Couple whose infant daughter was placed in emergency care due to 'unexplained bruising' lose High Court appeal
A couple whose infant daughter was placed in emergency care soon after birth due to allegedly “unexplained” significant bruising to her have lost their High Court challenge over that order.
The parents complained they were given insufficient time to respond after the Child and Family Agency (CFA) informed them in June 2015 it intended to apply the same day for the emergency care order (ECO).
The ECO was sought after a public health nurse called an ambulance after noting allegedly significant bruising to the six week old baby’s upper body and head.
The child was taken to hospital where a paediatric consultant described bruising on the left shoulder muscle and left lower arm, left side of the chest and left temple area. A CT scan of the baby’s head was normal as was a renal ultrasound scan.
The consultant concluded the cause of the injury was “likely non-accidental” and had not been satisfactorily explained by the child’s carers.
The CFA was notified and interviewed the parents. Five days after her hospital admission, the child was considered fit for discharge but it was agreed she would remain there pending a CFA assessment of her welfare.
Four days later, the CFA informed the child’s father it would be seeking an ECO that same afternoon. The parents sought a solicitor but by the time they and their lawyer arrived in court for the hearing, it had gone ahead without them.
The District Judge, who had heard the matter, adjourned it to the next morning when he refused to discharge his care order.
That same day, the baby was discharged into her grandmother’s care.
Two days later, the parents went to the High Court. Their application for an inquiry into the legality of the child’s detention by the CFA was refused but they were given leave to pursue the matter via judicial review.
When the parents later undertook to move in with the grandmother and care for the child there, the CFA secured a six month supervision order with the effect the baby was no longer under CFA care.
Following a further child protection review conference held by the CFA, it was decided in early 2016 the baby no longer needed a child protection plan because the risk of significant harm had been addressed.
The CFA told the parents the infant’s record on the child protection notification system (CPNS) would be changed to “inactive”, meaning she was previously at risk of harm and had a child protection plan in the past.
In his High Court judgment refusing judicial review, Mr Justice Seamus Noonan ruled the case was now moot or pointless as the ECO expired eight days after it was made and it had no effect afterwards on other orders or any future proceedings.

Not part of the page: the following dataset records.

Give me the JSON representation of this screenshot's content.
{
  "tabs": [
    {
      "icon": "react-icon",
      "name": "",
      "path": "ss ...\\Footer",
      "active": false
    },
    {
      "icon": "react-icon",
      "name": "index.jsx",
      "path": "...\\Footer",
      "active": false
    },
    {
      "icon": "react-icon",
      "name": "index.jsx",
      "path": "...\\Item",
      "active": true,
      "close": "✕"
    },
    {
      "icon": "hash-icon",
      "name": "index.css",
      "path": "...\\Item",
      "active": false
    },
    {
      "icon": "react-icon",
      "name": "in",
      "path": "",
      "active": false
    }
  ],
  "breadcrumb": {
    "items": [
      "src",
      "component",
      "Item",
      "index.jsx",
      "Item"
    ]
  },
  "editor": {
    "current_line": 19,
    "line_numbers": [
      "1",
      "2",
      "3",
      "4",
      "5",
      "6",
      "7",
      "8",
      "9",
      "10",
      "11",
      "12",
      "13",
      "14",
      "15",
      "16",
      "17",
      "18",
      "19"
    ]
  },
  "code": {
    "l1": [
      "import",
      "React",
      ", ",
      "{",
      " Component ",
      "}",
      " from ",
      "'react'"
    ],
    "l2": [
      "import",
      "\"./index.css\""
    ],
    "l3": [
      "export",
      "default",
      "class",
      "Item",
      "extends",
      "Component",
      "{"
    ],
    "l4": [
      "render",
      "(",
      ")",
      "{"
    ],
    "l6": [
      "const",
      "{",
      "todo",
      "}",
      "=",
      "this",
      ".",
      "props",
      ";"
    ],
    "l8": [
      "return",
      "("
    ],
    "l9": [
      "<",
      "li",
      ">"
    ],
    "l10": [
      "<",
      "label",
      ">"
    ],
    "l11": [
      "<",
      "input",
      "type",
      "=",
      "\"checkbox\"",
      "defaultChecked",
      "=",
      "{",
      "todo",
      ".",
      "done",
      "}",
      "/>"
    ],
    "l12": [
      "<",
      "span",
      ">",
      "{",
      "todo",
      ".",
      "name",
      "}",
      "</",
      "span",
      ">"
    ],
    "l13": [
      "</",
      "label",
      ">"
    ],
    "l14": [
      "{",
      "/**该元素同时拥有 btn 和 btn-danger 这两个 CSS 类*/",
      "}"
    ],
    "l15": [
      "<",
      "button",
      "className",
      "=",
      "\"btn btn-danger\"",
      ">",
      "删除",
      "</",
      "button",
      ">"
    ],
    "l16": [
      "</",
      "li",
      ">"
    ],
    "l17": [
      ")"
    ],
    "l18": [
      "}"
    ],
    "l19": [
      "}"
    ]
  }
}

Given that finding, it was unnecessary to address other issues raised, including the parents' complaints about inclusion of their names on the CPNS until their child turns 18, he said.